We also had one woman who required an emergency cervical cerclage and her only risk factor for sPTB was a previous FDCS.
Introduced a vetting clinician to screen all referrals.
We reinstated women with a previous FDCS into the referral criteria.
PDSA cycle B: referral vettingWe thought vetting would reduce the number of women attending the clinic FTF.All referrals were vetted by a clinician who accepted/rejected the referral and decided on type and timing of appointment (remote or FTF).The number of FTF appointments decreased and the number of remote consultations increased. The vetting process was time consuming for the vetting clinician.If this process was to be continued in the longer term, more efficient processes could be tried, but the clinician time was thought to be well spent as the intervention was successful in reducing FTF consultations in the COVID-19 pandemic period.
PDSA cycle C: intensity of surveillanceWe thought we could reduce the number of unessential hospital visits following cerclages.We used telephone consultations to follow-up women after cerclage insertion, reverting to the minimum frequency of TVUS as stated in national guidelines.Weekly liaison across sites meant regular feedback from staff and patients, the acceptability of our new care pathway.
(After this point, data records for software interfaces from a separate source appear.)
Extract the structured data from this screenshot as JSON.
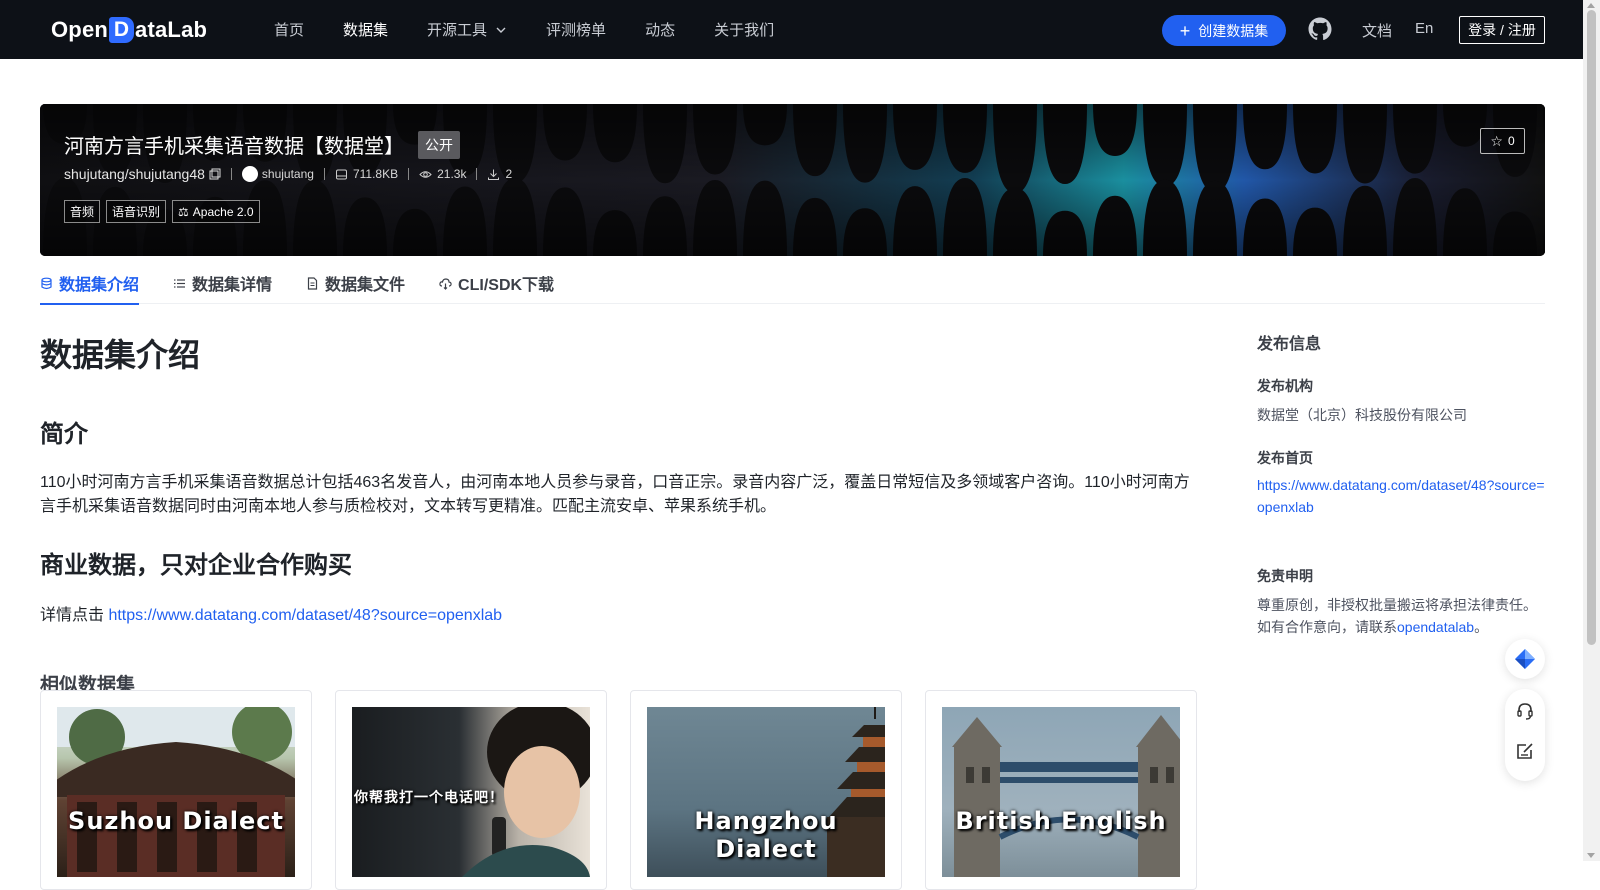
{
  "nav": {
    "logo_left": "Open",
    "logo_d": "D",
    "logo_right": "ataLab",
    "links": [
      "首页",
      "数据集",
      "开源工具",
      "评测榜单",
      "动态",
      "关于我们"
    ],
    "create_label": "创建数据集",
    "docs_label": "文档",
    "lang_label": "En",
    "login_label": "登录 / 注册"
  },
  "dataset": {
    "title": "河南方言手机采集语音数据【数据堂】",
    "visibility": "公开",
    "path": "shujutang/shujutang48",
    "owner": "shujutang",
    "size": "711.8KB",
    "views": "21.3k",
    "downloads": "2",
    "tags": [
      "音频",
      "语音识别"
    ],
    "license": "Apache 2.0",
    "stars": "0"
  },
  "tabs": [
    "数据集介绍",
    "数据集详情",
    "数据集文件",
    "CLI/SDK下载"
  ],
  "content": {
    "heading": "数据集介绍",
    "intro_heading": "简介",
    "intro_text": "110小时河南方言手机采集语音数据总计包括463名发音人，由河南本地人员参与录音，口音正宗。录音内容广泛，覆盖日常短信及多领域客户咨询。110小时河南方言手机采集语音数据同时由河南本地人参与质检校对，文本转写更精准。匹配主流安卓、苹果系统手机。",
    "biz_heading": "商业数据，只对企业合作购买",
    "detail_prefix": "详情点击 ",
    "detail_link": "https://www.datatang.com/dataset/48?source=openxlab",
    "similar_heading": "相似数据集",
    "similar_cards": [
      {
        "caption": "Suzhou Dialect"
      },
      {
        "caption": "你帮我打一个电话吧！"
      },
      {
        "caption": "Hangzhou Dialect"
      },
      {
        "caption": "British English"
      }
    ]
  },
  "sidebar": {
    "title": "发布信息",
    "org_label": "发布机构",
    "org_value": "数据堂（北京）科技股份有限公司",
    "home_label": "发布首页",
    "home_link_1": "https://www.datatang.com/dataset/48?source=",
    "home_link_2": "openxlab",
    "disclaimer_label": "免责申明",
    "disclaimer_line1": "尊重原创，非授权批量搬运将承担法律责任。",
    "disclaimer_line2_prefix": "如有合作意向，请联系",
    "disclaimer_link": "opendatalab",
    "disclaimer_line2_suffix": "。"
  },
  "colors": {
    "accent": "#2160f0",
    "nav_bg": "#0d1117",
    "banner_bg": "#141416"
  }
}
Patient anxiety and volume of calls made to staff were noted.Reinstated offering FTF appointments to women following both history and ultrasound indicated cerclages.
PDSA cycle D: introduction of remote consultationsWe thought we could minimise non-essential FTF hospital visits.We used remote consultation for first consultations.Weekly liaison across sites and patient and staff survey on remote consulting.Telephone consultations were a successful and acceptable way to reduce FTF consultations. Overall, there was no evidence from the patient and staff feedback questionnaires to support the introduction of video over telephone as the format of remote consultations.
PDSA cycle E: procedural aspects of cervical cerclage placementWe wanted to reduce and where possible, eliminate, aerosol-generating procedures, such as a GA at the time of cervical cerclage placement. Guidance issued from Public Health England guidance stated that full PPE, including a water-resistant gown and visor to be worn for all GAs, whether COVID-19 was suspected or not.With input and direction from the anaesthetists, we aimed to insert 95% of cerclages SA. Regular liaison with all staff involved meant we could frequently gain feedback to ensure best contemporary practice, optimising patient and staff safety.20/21 cases were performed under SA. 1/21 required a GA due to contraindication to regional anaesthetic. Regional anaesthetic was found to be acceptable to women and staff.We decided to adopt this practice as long as the COVID-19 recommendation for full PPE during GA procedures were in place. It is unlikely that this practice will not be continued following the COVID-19 outbreak as regional anaesthesia increases the procedure and recovery duration. We also saw an increase in cases of urinary retention leading to prolonged hospital admissions.
  • FDCS, fully dilated caesarean section; FTF, face to face; GA, general anaesthetic; PPE, personal protective equipment; SA, spinal anaesthetic; sPTB, spontaneous preterm birth; TVUS, transvaginal ultrasound.